╭─ MATERIAL FOR THIS TASK

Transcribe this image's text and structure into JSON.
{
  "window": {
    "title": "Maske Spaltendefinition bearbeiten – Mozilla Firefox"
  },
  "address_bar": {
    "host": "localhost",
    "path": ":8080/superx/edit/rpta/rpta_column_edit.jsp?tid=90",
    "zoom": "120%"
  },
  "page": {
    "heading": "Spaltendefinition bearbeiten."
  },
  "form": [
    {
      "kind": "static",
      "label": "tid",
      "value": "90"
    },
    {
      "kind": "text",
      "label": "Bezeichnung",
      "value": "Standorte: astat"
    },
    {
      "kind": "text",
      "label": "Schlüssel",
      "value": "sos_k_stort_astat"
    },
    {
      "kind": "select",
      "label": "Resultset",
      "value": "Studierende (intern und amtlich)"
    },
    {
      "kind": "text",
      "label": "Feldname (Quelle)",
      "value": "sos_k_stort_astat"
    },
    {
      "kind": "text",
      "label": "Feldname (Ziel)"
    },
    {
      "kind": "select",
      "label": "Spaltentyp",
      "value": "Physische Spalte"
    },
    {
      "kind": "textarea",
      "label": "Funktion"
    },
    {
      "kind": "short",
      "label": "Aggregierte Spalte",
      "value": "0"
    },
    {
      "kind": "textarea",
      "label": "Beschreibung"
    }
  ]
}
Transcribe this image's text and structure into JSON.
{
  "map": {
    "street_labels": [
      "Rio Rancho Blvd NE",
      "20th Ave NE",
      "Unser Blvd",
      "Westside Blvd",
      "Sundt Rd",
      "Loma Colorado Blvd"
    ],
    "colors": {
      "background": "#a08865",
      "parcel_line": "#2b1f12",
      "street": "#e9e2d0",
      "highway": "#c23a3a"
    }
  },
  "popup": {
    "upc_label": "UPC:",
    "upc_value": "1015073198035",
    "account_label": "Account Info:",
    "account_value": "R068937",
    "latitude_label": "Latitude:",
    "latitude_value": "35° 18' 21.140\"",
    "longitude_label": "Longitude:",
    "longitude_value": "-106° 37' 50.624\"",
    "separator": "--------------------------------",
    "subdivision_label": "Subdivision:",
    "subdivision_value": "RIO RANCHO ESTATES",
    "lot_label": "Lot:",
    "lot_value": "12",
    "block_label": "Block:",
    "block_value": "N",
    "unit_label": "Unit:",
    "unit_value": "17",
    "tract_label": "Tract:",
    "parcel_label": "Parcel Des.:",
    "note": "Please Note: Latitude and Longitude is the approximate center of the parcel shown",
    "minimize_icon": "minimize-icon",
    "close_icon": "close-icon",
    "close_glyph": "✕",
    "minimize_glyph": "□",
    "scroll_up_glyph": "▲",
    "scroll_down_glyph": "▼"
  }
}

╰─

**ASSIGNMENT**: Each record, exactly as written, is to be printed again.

**SOLUTION**:
Transcribe this image's text and structure into JSON.
{
  "window": {
    "title": "Maske Spaltendefinition bearbeiten – Mozilla Firefox"
  },
  "address_bar": {
    "host": "localhost",
    "path": ":8080/superx/edit/rpta/rpta_column_edit.jsp?tid=90",
    "zoom": "120%"
  },
  "page": {
    "heading": "Spaltendefinition bearbeiten."
  },
  "form": [
    {
      "kind": "static",
      "label": "tid",
      "value": "90"
    },
    {
      "kind": "text",
      "label": "Bezeichnung",
      "value": "Standorte: astat"
    },
    {
      "kind": "text",
      "label": "Schlüssel",
      "value": "sos_k_stort_astat"
    },
    {
      "kind": "select",
      "label": "Resultset",
      "value": "Studierende (intern und amtlich)"
    },
    {
      "kind": "text",
      "label": "Feldname (Quelle)",
      "value": "sos_k_stort_astat"
    },
    {
      "kind": "text",
      "label": "Feldname (Ziel)"
    },
    {
      "kind": "select",
      "label": "Spaltentyp",
      "value": "Physische Spalte"
    },
    {
      "kind": "textarea",
      "label": "Funktion"
    },
    {
      "kind": "short",
      "label": "Aggregierte Spalte",
      "value": "0"
    },
    {
      "kind": "textarea",
      "label": "Beschreibung"
    }
  ]
}
Transcribe this image's text and structure into JSON.
{
  "map": {
    "street_labels": [
      "Rio Rancho Blvd NE",
      "20th Ave NE",
      "Unser Blvd",
      "Westside Blvd",
      "Sundt Rd",
      "Loma Colorado Blvd"
    ],
    "colors": {
      "background": "#a08865",
      "parcel_line": "#2b1f12",
      "street": "#e9e2d0",
      "highway": "#c23a3a"
    }
  },
  "popup": {
    "upc_label": "UPC:",
    "upc_value": "1015073198035",
    "account_label": "Account Info:",
    "account_value": "R068937",
    "latitude_label": "Latitude:",
    "latitude_value": "35° 18' 21.140\"",
    "longitude_label": "Longitude:",
    "longitude_value": "-106° 37' 50.624\"",
    "separator": "--------------------------------",
    "subdivision_label": "Subdivision:",
    "subdivision_value": "RIO RANCHO ESTATES",
    "lot_label": "Lot:",
    "lot_value": "12",
    "block_label": "Block:",
    "block_value": "N",
    "unit_label": "Unit:",
    "unit_value": "17",
    "tract_label": "Tract:",
    "parcel_label": "Parcel Des.:",
    "note": "Please Note: Latitude and Longitude is the approximate center of the parcel shown",
    "minimize_icon": "minimize-icon",
    "close_icon": "close-icon",
    "close_glyph": "✕",
    "minimize_glyph": "□",
    "scroll_up_glyph": "▲",
    "scroll_down_glyph": "▼"
  }
}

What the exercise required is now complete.